FOR IMMEDIATE RELEASE – May 12, 2016
Gender Violence in SF Jail: #SurvivedAndPunished #LetWomenIntoWomensHousing
SAN FRANCISCO — Precious, a Black woman who is transgender, was jailed more than two weeks ago when she told her abusive husband she was annulling their marriage and he called the police to revoke her probation. Community members from TGI Justice Project, St James Infirmary, TAJA’s Coalition, Sheroes Project, Transgender Law Center and other organizations will be hosting a rally and a press conference about her case today, Thursday May 12, at 12:30 pm outside of the jail at 850 Bryant St in San Francisco.
“Precious is a beloved community member and a survivor who was annulling her marriage and was sent to jail as a consequence. My question is: would this have happened if she were rich? If she were white? If she wasn’t trans?” said Vanessa Warri, Recruiter and Facilitator of the Sheroes Project at The Center of Excellence for Transgender Health, UCSF. “Precious needs to be released to our community immediately where she can heal from this whole traumatic experience and SFSD needs to provide housing in the jails for transgender and intersex people where the people feel they will be safest, including letting women into women’s housing.”

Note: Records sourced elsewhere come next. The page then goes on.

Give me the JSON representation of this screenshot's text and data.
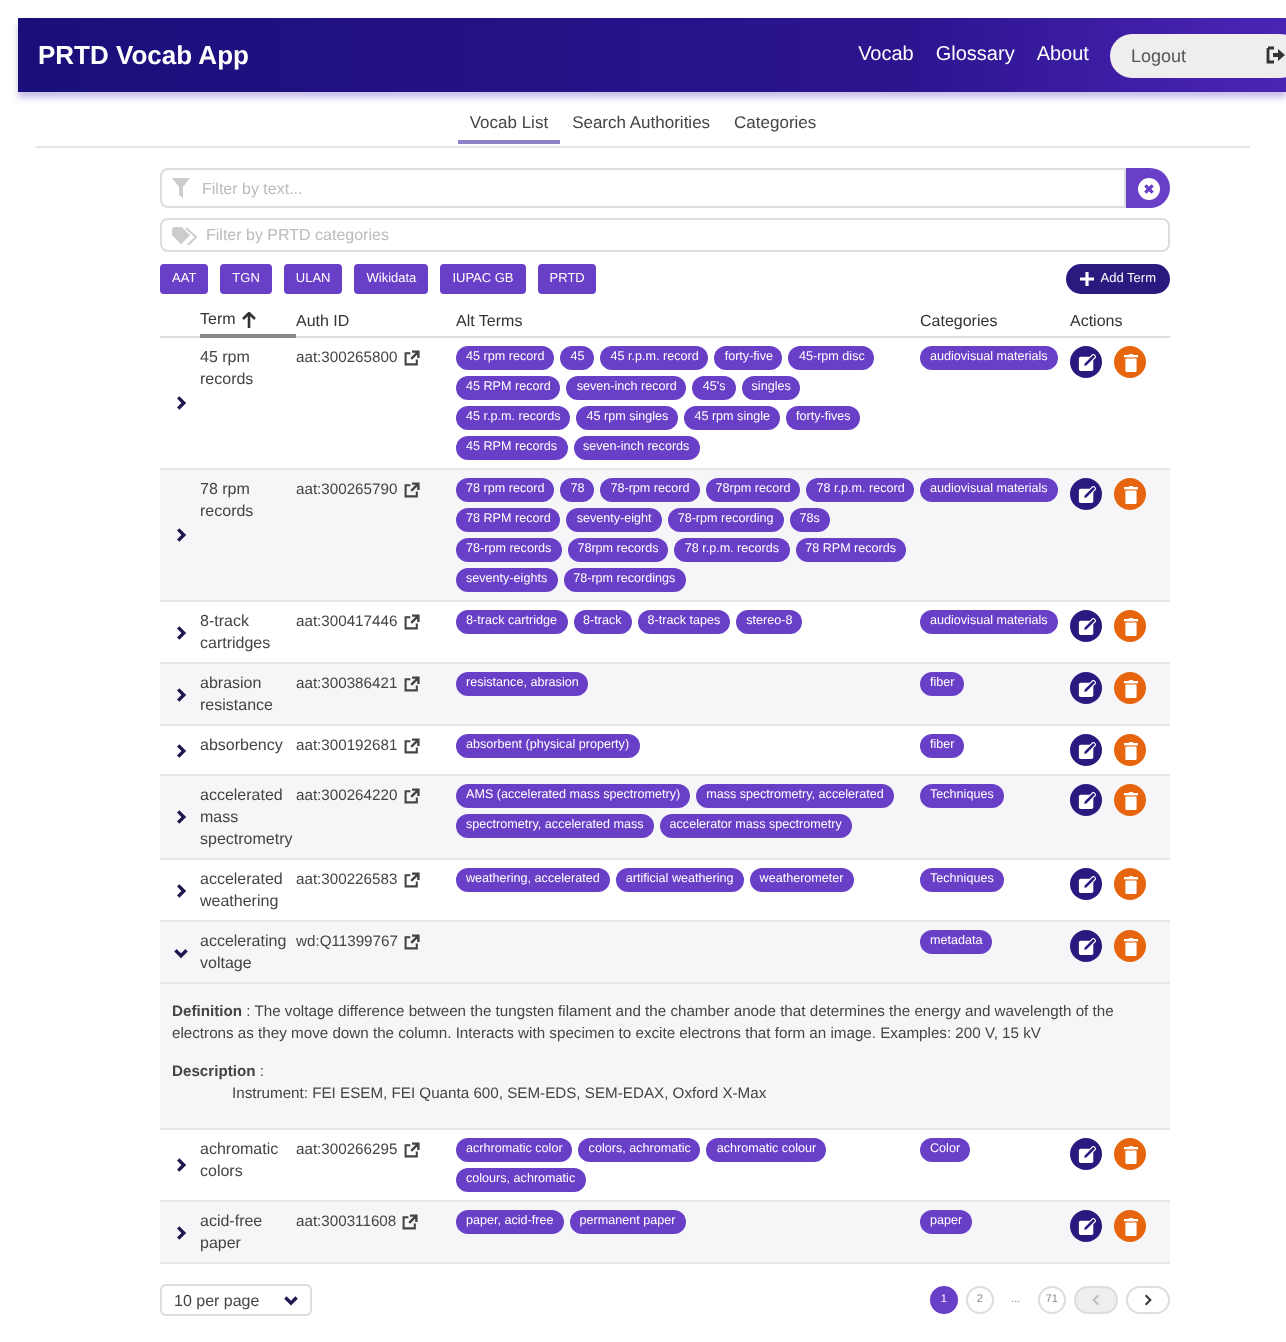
{
  "app_bar": {
    "title": "PRTD Vocab App",
    "nav": [
      "Vocab",
      "Glossary",
      "About"
    ],
    "logout": "Logout"
  },
  "tabs": [
    {
      "label": "Vocab List",
      "selected": true
    },
    {
      "label": "Search Authorities",
      "selected": false
    },
    {
      "label": "Categories",
      "selected": false
    }
  ],
  "text_filter": {
    "placeholder": "Filter by text..."
  },
  "category_filter": {
    "placeholder": "Filter by PRTD categories"
  },
  "sources": [
    "AAT",
    "TGN",
    "ULAN",
    "Wikidata",
    "IUPAC GB",
    "PRTD"
  ],
  "add_button": "Add Term",
  "table": {
    "columns": [
      "Term",
      "Auth ID",
      "Alt Terms",
      "Categories",
      "Actions"
    ],
    "rows": [
      {
        "term": "45 rpm records",
        "auth_id": "aat:300265800",
        "alt_terms": [
          "45 rpm record",
          "45",
          "45 r.p.m. record",
          "forty-five",
          "45-rpm disc",
          "45 RPM record",
          "seven-inch record",
          "45's",
          "singles",
          "45 r.p.m. records",
          "45 rpm singles",
          "45 rpm single",
          "forty-fives",
          "45 RPM records",
          "seven-inch records"
        ],
        "categories": [
          "audiovisual materials"
        ],
        "expanded": false
      },
      {
        "term": "78 rpm records",
        "auth_id": "aat:300265790",
        "alt_terms": [
          "78 rpm record",
          "78",
          "78-rpm record",
          "78rpm record",
          "78 r.p.m. record",
          "78 RPM record",
          "seventy-eight",
          "78-rpm recording",
          "78s",
          "78-rpm records",
          "78rpm records",
          "78 r.p.m. records",
          "78 RPM records",
          "seventy-eights",
          "78-rpm recordings"
        ],
        "categories": [
          "audiovisual materials"
        ],
        "expanded": false
      },
      {
        "term": "8-track cartridges",
        "auth_id": "aat:300417446",
        "alt_terms": [
          "8-track cartridge",
          "8-track",
          "8-track tapes",
          "stereo-8"
        ],
        "categories": [
          "audiovisual materials"
        ],
        "expanded": false
      },
      {
        "term": "abrasion resistance",
        "auth_id": "aat:300386421",
        "alt_terms": [
          "resistance, abrasion"
        ],
        "categories": [
          "fiber"
        ],
        "expanded": false
      },
      {
        "term": "absorbency",
        "auth_id": "aat:300192681",
        "alt_terms": [
          "absorbent (physical property)"
        ],
        "categories": [
          "fiber"
        ],
        "expanded": false
      },
      {
        "term": "accelerated mass spectrometry",
        "auth_id": "aat:300264220",
        "alt_terms": [
          "AMS (accelerated mass spectrometry)",
          "mass spectrometry, accelerated",
          "spectrometry, accelerated mass",
          "accelerator mass spectrometry"
        ],
        "categories": [
          "Techniques"
        ],
        "expanded": false
      },
      {
        "term": "accelerated weathering",
        "auth_id": "aat:300226583",
        "alt_terms": [
          "weathering, accelerated",
          "artificial weathering",
          "weatherometer"
        ],
        "categories": [
          "Techniques"
        ],
        "expanded": false
      },
      {
        "term": "accelerating voltage",
        "auth_id": "wd:Q11399767",
        "alt_terms": [],
        "categories": [
          "metadata"
        ],
        "expanded": true,
        "detail": {
          "definition": "**Definition** : The voltage difference between the tungsten filament and the chamber anode that determines the energy and wavelength of the electrons as they move down the column. Interacts with specimen to excite electrons that form an image. Examples: 200 V, 15 kV",
          "description_label": "**Description** :",
          "description": "Instrument:  FEI ESEM, FEI Quanta 600, SEM-EDS, SEM-EDAX, Oxford X-Max"
        }
      },
      {
        "term": "achromatic colors",
        "auth_id": "aat:300266295",
        "alt_terms": [
          "acrhromatic color",
          "colors, achromatic",
          "achromatic colour",
          "colours, achromatic"
        ],
        "categories": [
          "Color"
        ],
        "expanded": false
      },
      {
        "term": "acid-free paper",
        "auth_id": "aat:300311608",
        "alt_terms": [
          "paper, acid-free",
          "permanent paper"
        ],
        "categories": [
          "paper"
        ],
        "expanded": false
      }
    ]
  },
  "pagination": {
    "page_size": "10 per page",
    "pages": [
      {
        "label": "1",
        "selected": true
      },
      {
        "label": "2",
        "selected": false
      },
      {
        "label": "...",
        "selected": false
      },
      {
        "label": "71",
        "selected": false
      }
    ],
    "prev_disabled": true,
    "next_disabled": false
  }
}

The San Francisco Sheriff’s Department has come under heat recently for racism, transphobia, and violence within the jail system. Despite the fact that gentrification has reduced San Francisco’s Black population to 3%, 56% of the jail population is Black. A 2015 SF LGBT Center and San Francisco Human Rights Commission report states that one in two Black transgender women experience jail in their lifetimes. The Sheriff’s Department recently attempted to use this as a justification to build new jail space and was defeated by significant opposition from TGI people and their communities and yet has repeatedly received press coverage for movement towards a gender selfidentification based housing policy while in fact those behind bars are harassed and mistreated by jail custody staff and remain vulnerable to violence and are endangered.

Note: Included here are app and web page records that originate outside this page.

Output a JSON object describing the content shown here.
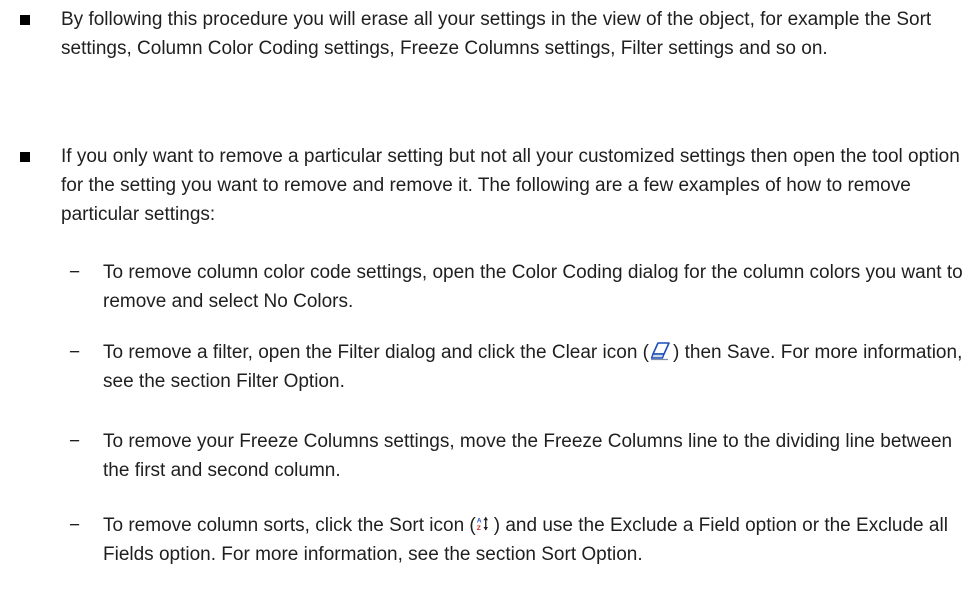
{
  "content": {
    "bullets": [
      {
        "text": "By following this procedure you will erase all your settings in the view of the object, for example the Sort settings, Column Color Coding settings, Freeze Columns settings, Filter settings and so on."
      },
      {
        "text": "If you only want to remove a particular setting but not all your customized settings then open the tool option for the setting you want to remove and remove it. The following are a few examples of how to remove particular settings:"
      }
    ],
    "sub_bullets": [
      {
        "marker": "−",
        "text": "To remove column color code settings, open the Color Coding dialog for the column colors you want to remove and select No Colors."
      },
      {
        "marker": "−",
        "text_before_icon": "To remove a filter, open the Filter dialog and click the Clear icon (",
        "icon": "eraser-icon",
        "text_after_icon": ") then Save. For more information, see the section Filter Option."
      },
      {
        "marker": "−",
        "text": "To remove your Freeze Columns settings, move the Freeze Columns line to the dividing line between the first and second column."
      },
      {
        "marker": "−",
        "text_before_icon": "To remove column sorts, click the Sort icon (",
        "icon": "sort-az-icon",
        "text_after_icon": ") and use the Exclude a Field option or the Exclude all Fields option. For more information, see the section Sort Option."
      }
    ]
  }
}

“Precious’ case is representative of so many overlapping problems with the jail system. She’s Black and trans, so she’s much more likely to be vulnerable to intimate partner violence and police harassment. She’s getting punished for trying to leave her husband. She got cited for a probation violation, which should not be reason for incarceration. Once she’s in jail, she’s more likely to face violence, particularly sexualized violence, from guards or to be thrown into solitary confinement, which amounts to torture. She can’t get out of jail because she’s low income and the bail is too high. Basically we’re looking at a system that subjects her to violence at every step of the process,” said Janetta Johnson, Executive Director of TGI justice Project.
People from TGI Justice Project, #SurvivedAndPunished, and other organizations will speak at the press rally. They are demanding that Precious be released on her own recognizance, that the SFSD immediately implement a housing policy centering gender selfdetermination, and finally that the systems that trap people, most frequently women, between situations of domestic violence and realities of state violence be eliminated.